Whatever it is called, the company formerly known as Facebook has many problems that it has to solve. But this name change signals that it will not be able to solve them, and in fact may not want to do the work needed to find solutions.
Will people give up Facebook now that we know what we know? Maybe it’s time to introduce post-Facebook and post-Meta Internet. We need to think about how to create an environment that will allow small startups and nonprofits to develop meaningful alternatives to Facebook, increase competition, which in turn will force large technology companies to also improve the user experience.
If Meta rebranding is a way for Facebook to really turn away from social media and move completely to virtual reality, it’s even worse. We can hardly trust technology platforms with the Internet. Of course, we can’t trust them with virtual reality. By increasing the use of virtual reality and augmented reality technology, we are blurring the line between cyberspace and physical space.
Imagine that online pursuers are yelling at you during the day, wherever you are, whether your phone or computer is turned on. Imagine a company like Meta that has decided to block you from accessing the virtual reality space, just as Facebook can block you from using its website and program. The law is simply not ready to regulate these problems, and technology companies have not established themselves as reliable managers of the new virtual reality.
The law is simply not ready to regulate these problems, and technology companies have not established themselves as reliable managers of the new virtual reality.
Meta’s product range – including Facebook, Instagram, WhatsApp and Oculus – accounts for a significant share of the modern Internet. But these are not the only technology platforms with problems that can affect society as a whole. Although Facebook is heavily screened by the public and regulators, much less attention is paid to platforms such as YouTube, Snapchat and TikTok (although all three were presented at Senate hearings earlier this week). Each technology platform faces problems with online broadcasting, privacy and misinformation. No platform has solved these problems perfectly, and every company needs to work better.
Facebook is not alone in its inability to protect users. He is not even alone in rebranding. In 2015, Google restructured its organization and became Alphabet. Like Facebook’s rebranding, Google’s restructuring could have been politically motivated. With a new organizational structure that clearly delineated different product sectors, Google may have tried to avoid antitrust, a concern that is likely shared by Facebook, which has also faced antitrust pressure.
Lawmakers and regulators must act now to protect us from the harm of current Internet platforms and the future of virtual reality. Companies should not be able to avoid antitrust pressure through simple rebranding, and they certainly should not be able to avoid liability for damages online simply by changing the name.
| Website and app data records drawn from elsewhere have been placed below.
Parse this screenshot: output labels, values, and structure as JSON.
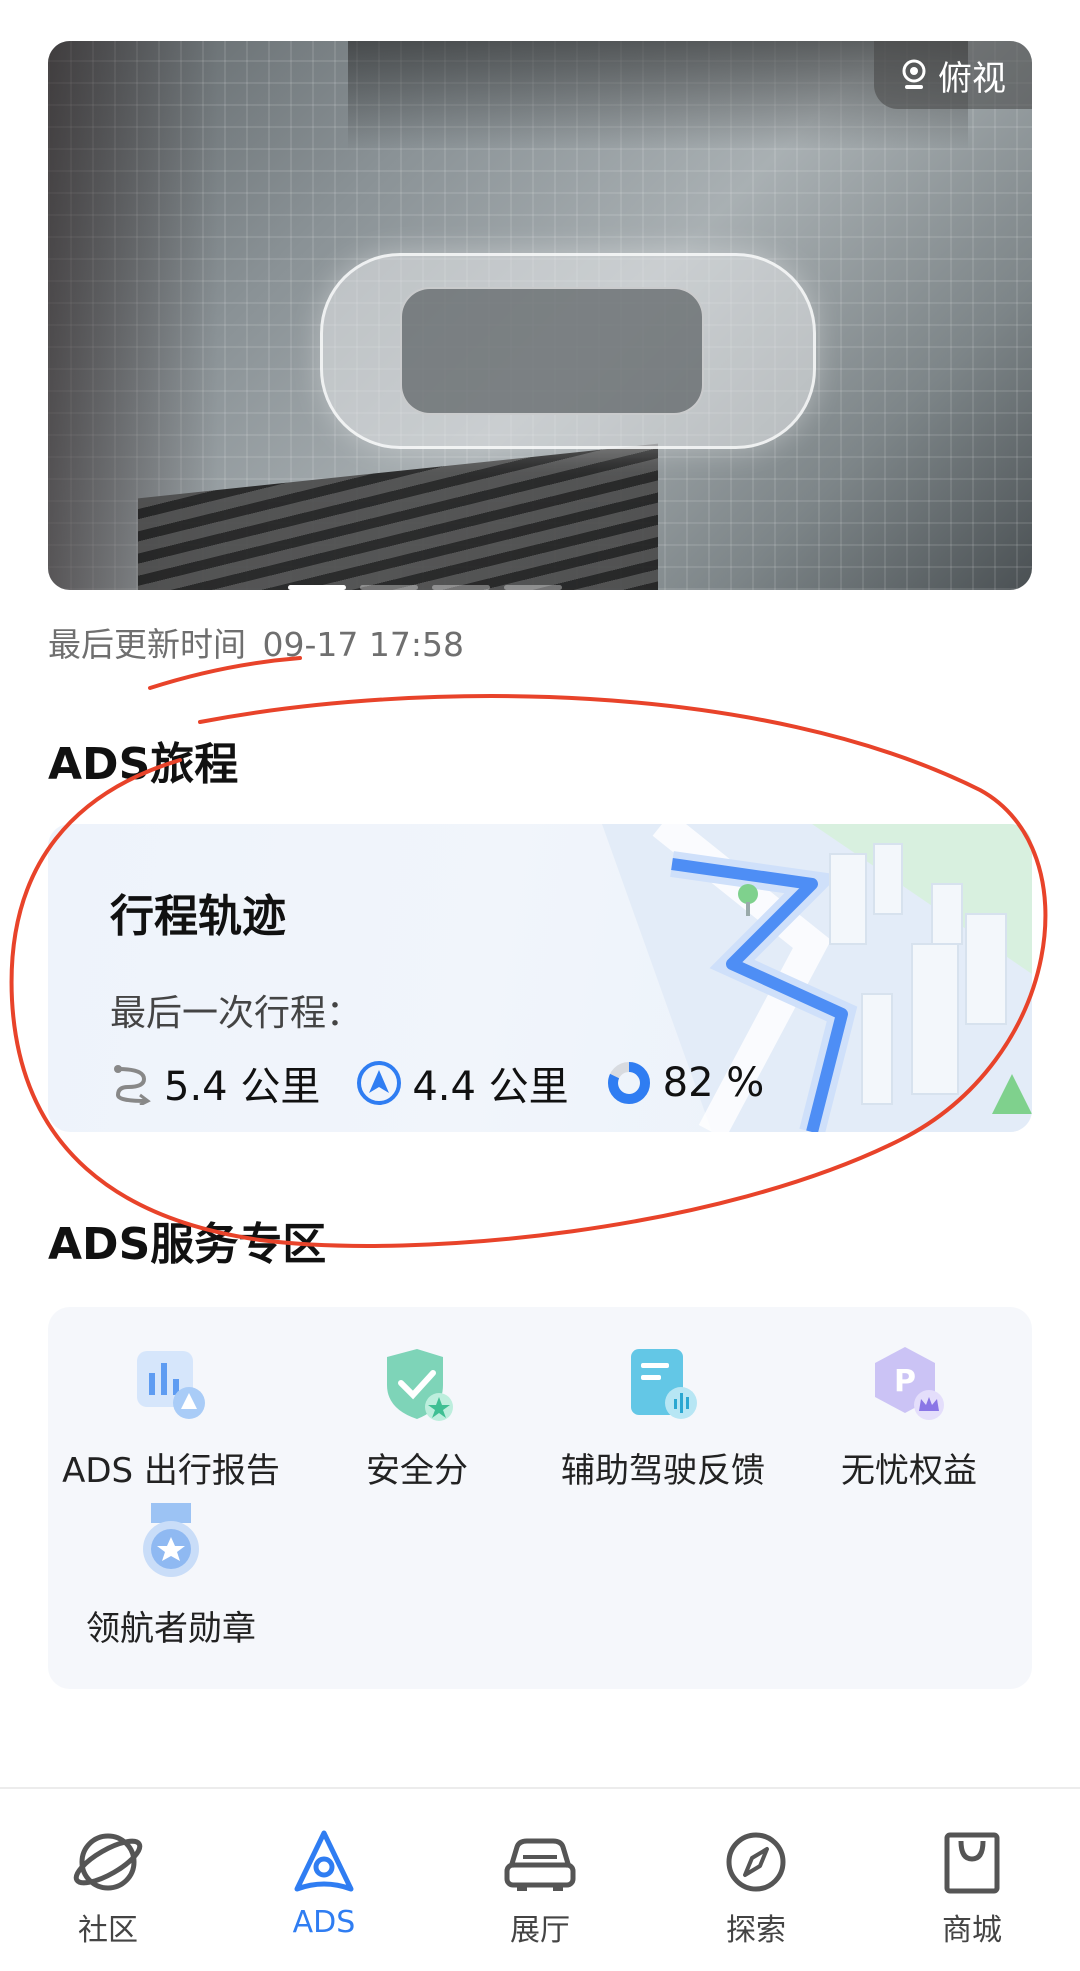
{
  "camera": {
    "view_label": "俯视",
    "carousel_page": 1,
    "carousel_total": 4
  },
  "update_time": {
    "label": "最后更新时间",
    "value": "09-17 17:58"
  },
  "journey": {
    "section_title": "ADS旅程",
    "card_title": "行程轨迹",
    "last_trip_label": "最后一次行程：",
    "stats": [
      {
        "icon": "route-icon",
        "value": "5.4 公里"
      },
      {
        "icon": "navigation-icon",
        "value": "4.4 公里"
      },
      {
        "icon": "donut-progress-icon",
        "value": "82 %",
        "progress": 0.82
      }
    ]
  },
  "services": {
    "section_title": "ADS服务专区",
    "items": [
      {
        "label": "ADS 出行报告",
        "icon": "report-chart-icon"
      },
      {
        "label": "安全分",
        "icon": "shield-check-icon"
      },
      {
        "label": "辅助驾驶反馈",
        "icon": "feedback-doc-icon"
      },
      {
        "label": "无忧权益",
        "icon": "premium-p-icon"
      },
      {
        "label": "领航者勋章",
        "icon": "medal-icon"
      }
    ]
  },
  "nav": {
    "active": "ADS",
    "items": [
      {
        "label": "社区",
        "icon": "planet-icon"
      },
      {
        "label": "ADS",
        "icon": "ads-icon"
      },
      {
        "label": "展厅",
        "icon": "car-icon"
      },
      {
        "label": "探索",
        "icon": "compass-icon"
      },
      {
        "label": "商城",
        "icon": "shopping-bag-icon"
      }
    ]
  },
  "colors": {
    "accent": "#2f7df2",
    "annotation": "#e8432a"
  }
}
The recently renewed Federal Trade Commission, headed by FTC chairwoman Lina Hahn, must enforce consumer protection and competition laws against Facebook and other major technology companies that do not meet current regulatory standards.
Policymakers seeking to contain large technologies must also be careful not to harm small startups and nonprofits in the process, both in order to maintain a competitive technology market and to protect the living and open Internet. It may be time to think about what the public Internet will look like and how governments will be able to offer some online services to the public as an alternative to private technology platforms.
We don’t live in a metacosm yet, but it’s disturbing to think that any of us will end up living in a world that is completely controlled by a poorly regulated technology company like Facebook (or Meta). We need the best laws for the Internet as we know them, but we also need laws that can protect us if and when virtual reality becomes a real, tangible part of our lives. If we want to keep up with virtual reality, the top priority is to update our current laws on privacy and harm on the Internet.